By Stacy Liberatore
“Art does not solve problems, but makes us aware of their existence.”
~sculptor Magdalena Abakanowicz
New York City is full of art. Some of is more apparent, like the paintings found in our famous museums, while others is discernible on the street only to those living in the moment.
Now, the MTA has put together an app to help you identify art throughout the city. Yes, the MTA – as in the agency that runs our subways and tolls.
The MTA app is actually one of the best kept secrets, acting like your own personal tour guide to exquisite pieces throughout the subway and rail systems in New York.
You have probably captured a glimpse of the bronze statues at the 14th & 8th avenue stop.

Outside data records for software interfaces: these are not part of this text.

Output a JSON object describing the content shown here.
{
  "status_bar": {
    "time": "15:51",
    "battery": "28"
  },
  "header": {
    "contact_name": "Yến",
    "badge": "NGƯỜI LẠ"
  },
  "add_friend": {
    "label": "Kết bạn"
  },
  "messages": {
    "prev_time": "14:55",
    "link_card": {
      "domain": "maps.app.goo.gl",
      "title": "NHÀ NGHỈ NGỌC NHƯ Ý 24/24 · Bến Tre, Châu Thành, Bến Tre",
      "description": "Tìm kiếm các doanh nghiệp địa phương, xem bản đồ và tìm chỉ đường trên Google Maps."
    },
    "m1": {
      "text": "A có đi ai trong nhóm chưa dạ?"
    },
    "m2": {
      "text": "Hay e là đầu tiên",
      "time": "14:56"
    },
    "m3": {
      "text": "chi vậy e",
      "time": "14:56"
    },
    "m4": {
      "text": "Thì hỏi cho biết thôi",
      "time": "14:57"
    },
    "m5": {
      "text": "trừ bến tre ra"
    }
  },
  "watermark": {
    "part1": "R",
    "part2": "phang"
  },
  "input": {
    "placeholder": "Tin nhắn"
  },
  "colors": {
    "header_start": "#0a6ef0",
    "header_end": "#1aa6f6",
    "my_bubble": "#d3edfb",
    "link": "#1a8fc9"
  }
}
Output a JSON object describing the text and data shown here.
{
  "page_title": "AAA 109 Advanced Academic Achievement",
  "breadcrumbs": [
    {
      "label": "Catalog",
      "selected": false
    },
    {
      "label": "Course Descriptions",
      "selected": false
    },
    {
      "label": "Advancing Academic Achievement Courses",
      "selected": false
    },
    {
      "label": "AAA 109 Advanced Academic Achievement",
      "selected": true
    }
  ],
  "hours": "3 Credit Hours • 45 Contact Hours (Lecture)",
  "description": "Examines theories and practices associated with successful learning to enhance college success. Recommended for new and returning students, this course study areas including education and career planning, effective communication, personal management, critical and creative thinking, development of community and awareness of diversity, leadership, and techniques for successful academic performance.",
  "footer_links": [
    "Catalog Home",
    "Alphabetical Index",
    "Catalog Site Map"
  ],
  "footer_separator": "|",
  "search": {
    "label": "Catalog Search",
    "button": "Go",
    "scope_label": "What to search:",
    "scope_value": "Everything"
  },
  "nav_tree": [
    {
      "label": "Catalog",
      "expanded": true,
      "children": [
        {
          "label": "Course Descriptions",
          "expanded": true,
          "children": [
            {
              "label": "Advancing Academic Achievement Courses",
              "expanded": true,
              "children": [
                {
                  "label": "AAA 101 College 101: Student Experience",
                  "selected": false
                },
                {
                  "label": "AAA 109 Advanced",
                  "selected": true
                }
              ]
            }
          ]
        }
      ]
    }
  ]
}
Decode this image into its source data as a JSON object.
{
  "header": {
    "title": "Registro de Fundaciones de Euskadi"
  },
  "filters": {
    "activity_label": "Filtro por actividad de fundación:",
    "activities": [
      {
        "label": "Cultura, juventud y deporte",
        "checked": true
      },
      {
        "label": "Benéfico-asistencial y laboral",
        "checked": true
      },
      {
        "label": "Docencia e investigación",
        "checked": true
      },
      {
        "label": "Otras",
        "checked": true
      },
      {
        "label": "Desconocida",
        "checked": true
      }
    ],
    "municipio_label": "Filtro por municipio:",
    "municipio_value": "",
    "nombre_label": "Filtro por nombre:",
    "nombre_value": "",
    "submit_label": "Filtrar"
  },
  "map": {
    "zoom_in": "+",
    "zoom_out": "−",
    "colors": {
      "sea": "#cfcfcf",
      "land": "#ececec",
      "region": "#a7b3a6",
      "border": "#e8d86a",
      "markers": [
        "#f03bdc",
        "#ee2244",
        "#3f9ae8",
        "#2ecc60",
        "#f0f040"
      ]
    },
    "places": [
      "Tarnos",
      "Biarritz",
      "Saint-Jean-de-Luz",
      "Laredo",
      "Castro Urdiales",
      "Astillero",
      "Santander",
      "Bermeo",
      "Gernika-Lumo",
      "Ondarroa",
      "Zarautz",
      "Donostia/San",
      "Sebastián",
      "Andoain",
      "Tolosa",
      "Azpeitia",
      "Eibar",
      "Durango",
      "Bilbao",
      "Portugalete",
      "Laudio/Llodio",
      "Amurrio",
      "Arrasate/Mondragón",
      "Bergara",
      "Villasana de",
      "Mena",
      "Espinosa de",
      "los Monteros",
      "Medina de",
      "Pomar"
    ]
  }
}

What is it? What does it mean? Who created it? The MTA app answers those questions.
Tom Otterness is the creator of that sculptor and the MTA has strategically placed his creations for commuters to enjoy. There’s an alligator rising out of the sewer to devour a man and a little man sitting on a bench hold a bag of money (see picture at the left). These pieces are without a doubt humorous and are guaranteed to ease your mood while traveling through the subway.
Move uptown to Time Sqare to feast your eyes on colorful, offbeat glazed ceramic panels, created by Toby Buonagurio who is a native to the city. His sculpture in Times Square is titled, 35 Times” comprised of 35 unique, one of a kind sculptural ceramic reliefs created by the artist over five years that reflect exactly what you see, the colorful, offbeat world of New York City.
The app finds artwork listed by the line or by the artist; it provides turn-by-turn directions, so it’s impossible to get lost, unless you’re one of those people who has a hard time finding their way out of paper bag, then no matter how simple the directions are you will end up in New Jersey.
The app introduces you to hundreds of pieces of art on your phone.
So the next time you are on the subway, bored and staring at a person’s armpit on the train, download the MTA art app and get educated on the art you pass everyday.